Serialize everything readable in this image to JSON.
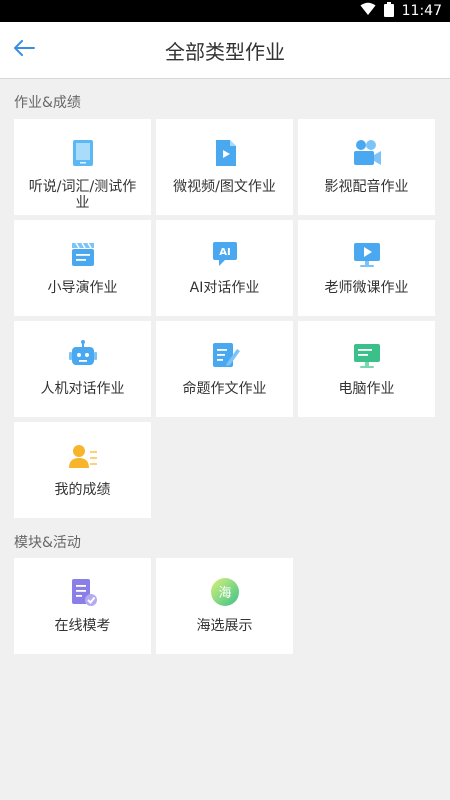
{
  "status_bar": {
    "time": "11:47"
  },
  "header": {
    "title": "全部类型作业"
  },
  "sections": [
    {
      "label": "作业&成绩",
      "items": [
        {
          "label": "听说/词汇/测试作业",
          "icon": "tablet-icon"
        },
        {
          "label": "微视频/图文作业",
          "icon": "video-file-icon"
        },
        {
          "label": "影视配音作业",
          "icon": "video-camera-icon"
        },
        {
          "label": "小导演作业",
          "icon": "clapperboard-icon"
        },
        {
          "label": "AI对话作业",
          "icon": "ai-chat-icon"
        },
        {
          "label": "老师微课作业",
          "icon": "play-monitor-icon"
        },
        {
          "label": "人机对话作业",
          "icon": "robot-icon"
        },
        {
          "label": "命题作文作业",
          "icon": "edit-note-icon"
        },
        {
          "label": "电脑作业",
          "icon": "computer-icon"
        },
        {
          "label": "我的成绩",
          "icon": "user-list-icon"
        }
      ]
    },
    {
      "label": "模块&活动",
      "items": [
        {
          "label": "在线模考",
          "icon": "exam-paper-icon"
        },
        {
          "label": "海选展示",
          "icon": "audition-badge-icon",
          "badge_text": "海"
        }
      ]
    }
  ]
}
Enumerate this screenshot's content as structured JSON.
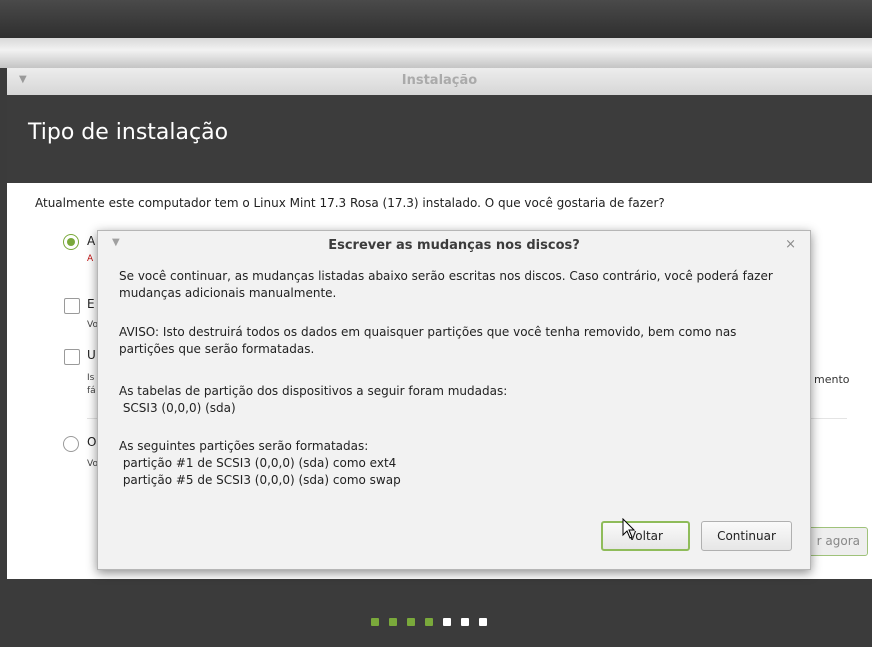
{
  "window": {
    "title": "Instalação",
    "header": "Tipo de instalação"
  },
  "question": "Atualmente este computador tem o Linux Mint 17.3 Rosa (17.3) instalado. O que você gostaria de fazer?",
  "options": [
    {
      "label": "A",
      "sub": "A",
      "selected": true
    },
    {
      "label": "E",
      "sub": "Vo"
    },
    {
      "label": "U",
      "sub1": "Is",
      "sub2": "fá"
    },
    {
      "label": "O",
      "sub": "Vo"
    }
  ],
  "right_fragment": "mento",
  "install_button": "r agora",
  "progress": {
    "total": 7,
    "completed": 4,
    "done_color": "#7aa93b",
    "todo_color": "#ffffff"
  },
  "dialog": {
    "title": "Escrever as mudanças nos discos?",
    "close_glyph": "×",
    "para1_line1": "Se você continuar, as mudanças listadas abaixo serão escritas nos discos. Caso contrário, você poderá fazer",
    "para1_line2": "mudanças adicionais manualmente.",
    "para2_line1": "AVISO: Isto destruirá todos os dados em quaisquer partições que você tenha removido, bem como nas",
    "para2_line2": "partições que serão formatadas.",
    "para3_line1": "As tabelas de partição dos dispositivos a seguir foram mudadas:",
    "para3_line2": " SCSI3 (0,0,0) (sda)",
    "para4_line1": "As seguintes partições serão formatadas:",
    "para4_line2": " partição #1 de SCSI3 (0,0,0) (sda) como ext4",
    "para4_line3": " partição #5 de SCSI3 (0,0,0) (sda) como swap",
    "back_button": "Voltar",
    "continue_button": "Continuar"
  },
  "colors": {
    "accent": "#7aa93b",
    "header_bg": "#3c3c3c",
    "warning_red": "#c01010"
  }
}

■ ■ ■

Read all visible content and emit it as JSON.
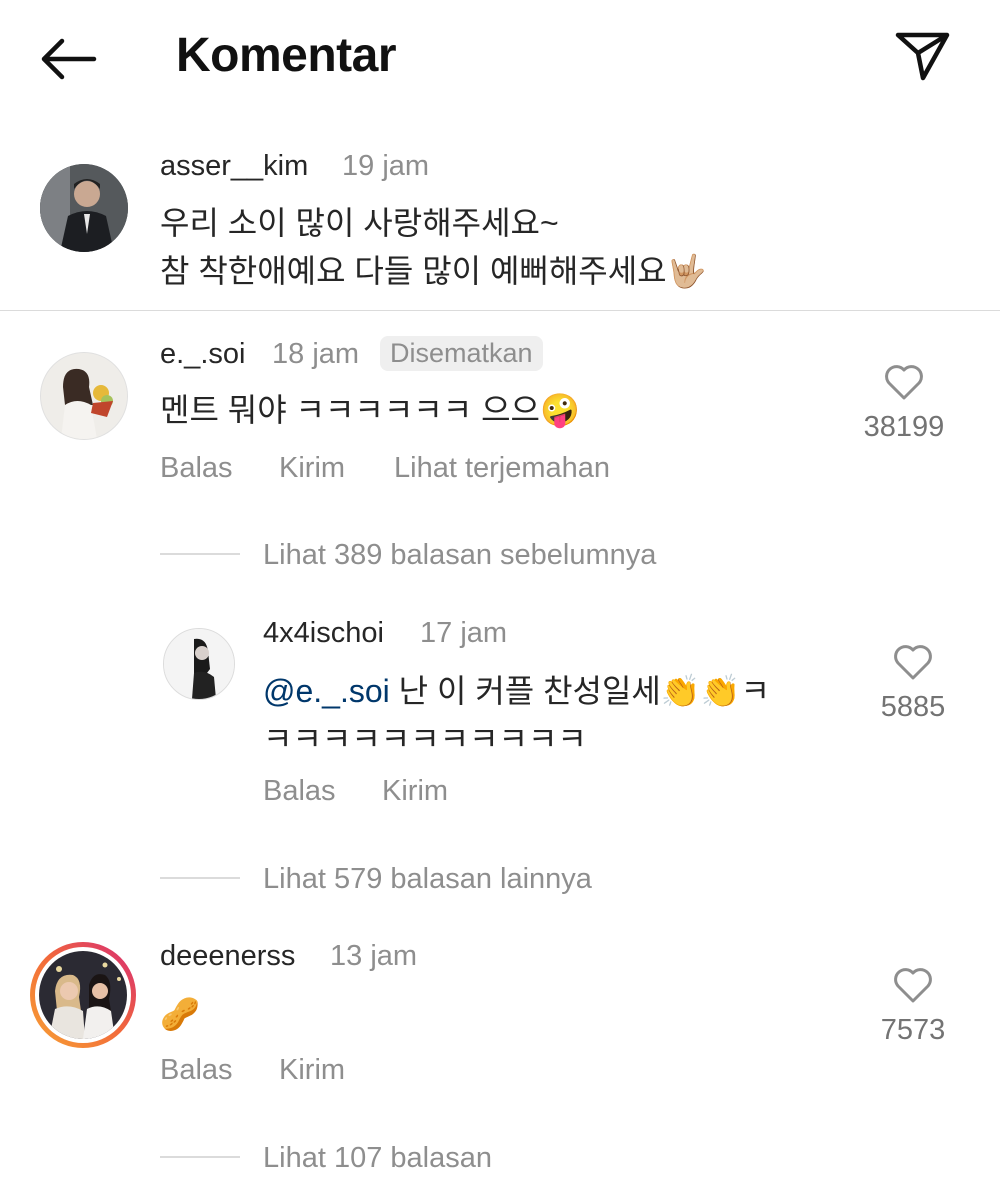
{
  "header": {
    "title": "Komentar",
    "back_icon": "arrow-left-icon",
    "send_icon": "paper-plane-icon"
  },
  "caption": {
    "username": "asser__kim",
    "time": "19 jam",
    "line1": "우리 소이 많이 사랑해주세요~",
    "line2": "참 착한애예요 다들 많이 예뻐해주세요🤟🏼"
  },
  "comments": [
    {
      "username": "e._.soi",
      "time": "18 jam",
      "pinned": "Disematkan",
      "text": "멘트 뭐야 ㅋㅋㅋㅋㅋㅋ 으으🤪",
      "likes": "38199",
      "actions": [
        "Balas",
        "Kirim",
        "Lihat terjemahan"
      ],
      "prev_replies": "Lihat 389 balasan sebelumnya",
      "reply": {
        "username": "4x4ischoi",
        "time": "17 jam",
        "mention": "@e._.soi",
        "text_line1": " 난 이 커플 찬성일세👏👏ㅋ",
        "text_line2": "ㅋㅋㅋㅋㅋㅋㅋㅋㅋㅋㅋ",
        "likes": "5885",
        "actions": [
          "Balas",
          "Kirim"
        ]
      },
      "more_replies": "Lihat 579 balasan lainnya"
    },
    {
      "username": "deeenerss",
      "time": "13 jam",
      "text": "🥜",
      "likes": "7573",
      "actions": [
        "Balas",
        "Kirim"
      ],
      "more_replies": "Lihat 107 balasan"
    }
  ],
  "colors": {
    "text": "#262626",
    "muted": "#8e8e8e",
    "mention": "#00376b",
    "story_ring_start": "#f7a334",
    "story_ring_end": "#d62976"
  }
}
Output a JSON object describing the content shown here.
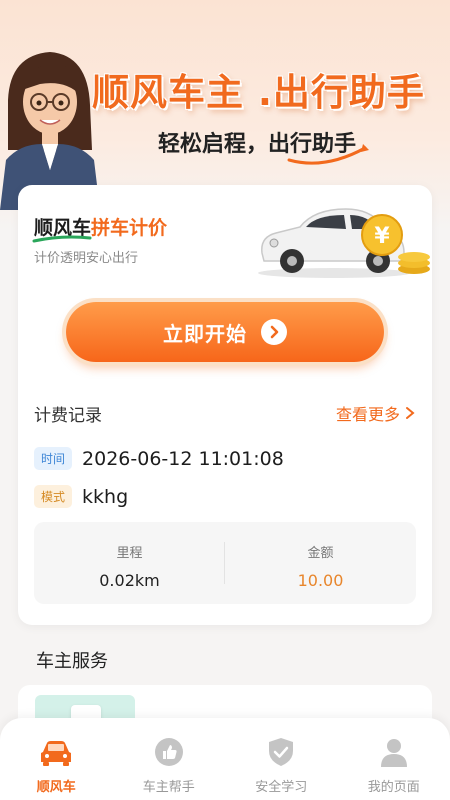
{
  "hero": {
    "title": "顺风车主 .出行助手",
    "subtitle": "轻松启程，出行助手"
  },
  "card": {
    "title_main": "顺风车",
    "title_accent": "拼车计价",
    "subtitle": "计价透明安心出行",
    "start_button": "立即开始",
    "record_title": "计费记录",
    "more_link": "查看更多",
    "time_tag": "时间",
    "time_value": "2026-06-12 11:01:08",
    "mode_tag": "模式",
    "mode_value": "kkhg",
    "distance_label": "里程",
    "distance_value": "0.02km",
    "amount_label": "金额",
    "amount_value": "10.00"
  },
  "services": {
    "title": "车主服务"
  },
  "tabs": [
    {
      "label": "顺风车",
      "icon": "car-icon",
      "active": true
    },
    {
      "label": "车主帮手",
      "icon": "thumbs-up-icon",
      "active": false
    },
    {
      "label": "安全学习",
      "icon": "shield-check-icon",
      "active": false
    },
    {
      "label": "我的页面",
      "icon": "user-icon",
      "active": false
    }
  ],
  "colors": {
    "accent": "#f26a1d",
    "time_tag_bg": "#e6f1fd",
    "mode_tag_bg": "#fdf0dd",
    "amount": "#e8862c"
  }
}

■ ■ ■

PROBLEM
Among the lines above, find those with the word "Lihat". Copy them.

SOLUTION TO THE EXERCISE
        "Lihat terjemahan"
      "prev_replies": "Lihat 389 balasan sebelumnya",
      "more_replies": "Lihat 579 balasan lainnya"
      "more_replies": "Lihat 107 balasan"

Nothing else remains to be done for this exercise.